WALLIS, John (Junior); WALLIS, John (Senior)
Wallis’s New Dissected Map of [the] World. Engraved from the latest authorities for the use of young students in Geography. Published by John Wallis Jun., 188 Strand. S. J. Wallis Sr., Warwick Sq.
The only known example of the earliest dissected puzzle map to show the three voyages of Captain Cook.
[Title from lid]. London : John Wallis Senior, 1787; reissued by John Wallis Junior, 1806-1808. Engraved map of the world with the imprint ‘Published as the Act directs, Jany. 1st 1787 by Proprietor J. Wallis at his Map Warehouse, Ludgate Street, London’, original hand colouring, pasted on wood and dissected into 69 pieces, housed in the original publisher’s cedar box with sliding lid, printed title label, slip label ‘World’ to title label and also side panel, contemporary inscription inside the lid ‘Henry Samuel Daller from his affectionate sister S.M. Daller’, further inscribed inside the box ‘Outside pieces 29 / Inside pc. 40 / total 69 / H S Daller / from his sister / S M Daller / 1811’; some age toning but complete and in fine condition.
The first known puzzle map was issued by John Bowles in 1759; John Spilsbury began manufacturing in 1767, and the London map seller, publisher and maker of board games John Wallis Senior produced his first puzzle map, Darton’s Kings and Queens, in 1787.
The map depicted in the present puzzle was originally published in 1787 by John Wallis Senior, who occupied premises in Ludgate Hill from 1775. The firm moved, and Wallis Senior was located at 13 Warwick Square from 1805 to 1811, while John Wallis Junior was located at 188 Strand from 1806 to 1808. This dates the issue of this map in puzzle format to between 1806 and 1808. It is jointly published by son and father, with the son’s name listed first as he is issuing the map in the format of a puzzle, most likely utilising unsold maps still held in stock by the family. The puzzle is one of a series, the slip title ‘World’ pasted onto the printed label. On other examples located in institutions, the title label has been substituted with ‘America’, ‘Somerset’, ‘Europe’, etc.

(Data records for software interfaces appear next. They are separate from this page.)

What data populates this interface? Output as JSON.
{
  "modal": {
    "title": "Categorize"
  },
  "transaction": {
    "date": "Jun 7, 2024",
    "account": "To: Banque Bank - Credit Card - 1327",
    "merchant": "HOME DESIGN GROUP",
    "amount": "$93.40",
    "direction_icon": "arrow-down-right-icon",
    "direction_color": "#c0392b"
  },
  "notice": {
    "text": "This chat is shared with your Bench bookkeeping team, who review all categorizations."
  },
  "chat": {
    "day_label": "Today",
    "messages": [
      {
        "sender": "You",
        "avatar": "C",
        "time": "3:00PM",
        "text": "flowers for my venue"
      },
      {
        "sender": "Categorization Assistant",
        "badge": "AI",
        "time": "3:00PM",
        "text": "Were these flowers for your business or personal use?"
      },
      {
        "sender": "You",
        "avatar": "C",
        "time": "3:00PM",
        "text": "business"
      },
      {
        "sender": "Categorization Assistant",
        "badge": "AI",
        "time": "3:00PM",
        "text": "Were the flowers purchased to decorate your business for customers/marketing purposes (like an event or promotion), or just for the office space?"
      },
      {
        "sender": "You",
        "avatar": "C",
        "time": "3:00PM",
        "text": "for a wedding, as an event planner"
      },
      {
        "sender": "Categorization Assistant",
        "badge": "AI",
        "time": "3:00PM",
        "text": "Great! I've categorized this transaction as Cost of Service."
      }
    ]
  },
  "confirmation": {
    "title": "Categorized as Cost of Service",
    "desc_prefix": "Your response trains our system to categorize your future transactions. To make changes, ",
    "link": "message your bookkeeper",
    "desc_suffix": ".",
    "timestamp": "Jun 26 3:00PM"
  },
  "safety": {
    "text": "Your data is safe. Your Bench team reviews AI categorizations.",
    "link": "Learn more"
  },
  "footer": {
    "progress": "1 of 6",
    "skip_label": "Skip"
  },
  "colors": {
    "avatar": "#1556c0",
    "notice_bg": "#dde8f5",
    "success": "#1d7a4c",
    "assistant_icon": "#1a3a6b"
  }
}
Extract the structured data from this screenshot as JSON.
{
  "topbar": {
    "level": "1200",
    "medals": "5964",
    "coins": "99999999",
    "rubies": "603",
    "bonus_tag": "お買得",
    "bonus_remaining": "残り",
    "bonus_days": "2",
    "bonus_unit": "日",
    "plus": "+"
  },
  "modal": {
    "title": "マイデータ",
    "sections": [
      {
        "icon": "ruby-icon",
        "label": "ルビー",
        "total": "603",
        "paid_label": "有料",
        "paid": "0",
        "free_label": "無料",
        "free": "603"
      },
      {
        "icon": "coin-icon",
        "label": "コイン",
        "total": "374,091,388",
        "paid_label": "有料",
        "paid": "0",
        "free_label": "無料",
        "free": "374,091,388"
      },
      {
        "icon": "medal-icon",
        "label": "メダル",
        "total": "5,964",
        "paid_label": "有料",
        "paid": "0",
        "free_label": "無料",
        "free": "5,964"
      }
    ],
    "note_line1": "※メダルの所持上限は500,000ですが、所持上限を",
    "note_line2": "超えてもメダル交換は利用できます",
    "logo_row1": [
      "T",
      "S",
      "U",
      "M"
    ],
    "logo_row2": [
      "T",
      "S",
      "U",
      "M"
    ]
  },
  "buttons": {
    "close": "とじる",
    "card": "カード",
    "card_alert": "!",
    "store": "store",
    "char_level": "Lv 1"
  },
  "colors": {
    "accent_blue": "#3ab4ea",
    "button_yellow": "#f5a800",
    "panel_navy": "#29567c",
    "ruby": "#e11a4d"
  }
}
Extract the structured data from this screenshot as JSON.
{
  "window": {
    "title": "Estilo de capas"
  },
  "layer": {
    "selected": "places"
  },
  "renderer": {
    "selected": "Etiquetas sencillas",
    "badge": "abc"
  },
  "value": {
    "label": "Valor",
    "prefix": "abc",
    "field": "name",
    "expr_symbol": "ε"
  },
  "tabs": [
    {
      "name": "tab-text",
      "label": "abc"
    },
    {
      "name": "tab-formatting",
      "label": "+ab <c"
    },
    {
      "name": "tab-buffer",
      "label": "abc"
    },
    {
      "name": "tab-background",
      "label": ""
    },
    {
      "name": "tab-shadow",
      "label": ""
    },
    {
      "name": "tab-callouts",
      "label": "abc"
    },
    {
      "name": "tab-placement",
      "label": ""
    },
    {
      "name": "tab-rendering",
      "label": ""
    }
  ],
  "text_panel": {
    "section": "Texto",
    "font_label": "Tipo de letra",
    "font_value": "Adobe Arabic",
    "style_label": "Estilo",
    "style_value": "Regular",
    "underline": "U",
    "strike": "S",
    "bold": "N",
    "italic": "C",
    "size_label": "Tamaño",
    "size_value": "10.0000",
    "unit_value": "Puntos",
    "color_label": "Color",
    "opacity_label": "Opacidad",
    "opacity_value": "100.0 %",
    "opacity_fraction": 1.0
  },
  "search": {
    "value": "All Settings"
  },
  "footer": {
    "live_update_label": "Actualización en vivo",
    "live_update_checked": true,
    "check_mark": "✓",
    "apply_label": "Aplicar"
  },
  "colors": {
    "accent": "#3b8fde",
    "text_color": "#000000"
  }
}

The map itself is based on an earlier map by Thomas Kitchen and shows the three voyages of Cook, with ‘Diemen’s Land’ still joined to the continent of New Holland. Wallis would publish other world maps in dissected puzzle format, with the same title label to the box; however, the maps are of a later date and bear the address ’42 Skinner Street’.
The State Library of New South Wales holds an earlier puzzle map, dated 1772-1775, which shows the route of Cook’s first voyage; while the National Library of Australia has a puzzle map by Palmer from 1794 which shows Cook’s three voyages. Like the Wallis example offered here, the Palmer example may have been issued in puzzle format later than the date of its imprint.
With an imprint of 1787, it would appear that the example we offer here is the earliest puzzle map to show the three voyages of Cook.
Not in Hannas; not in Whitehouse. No other example located.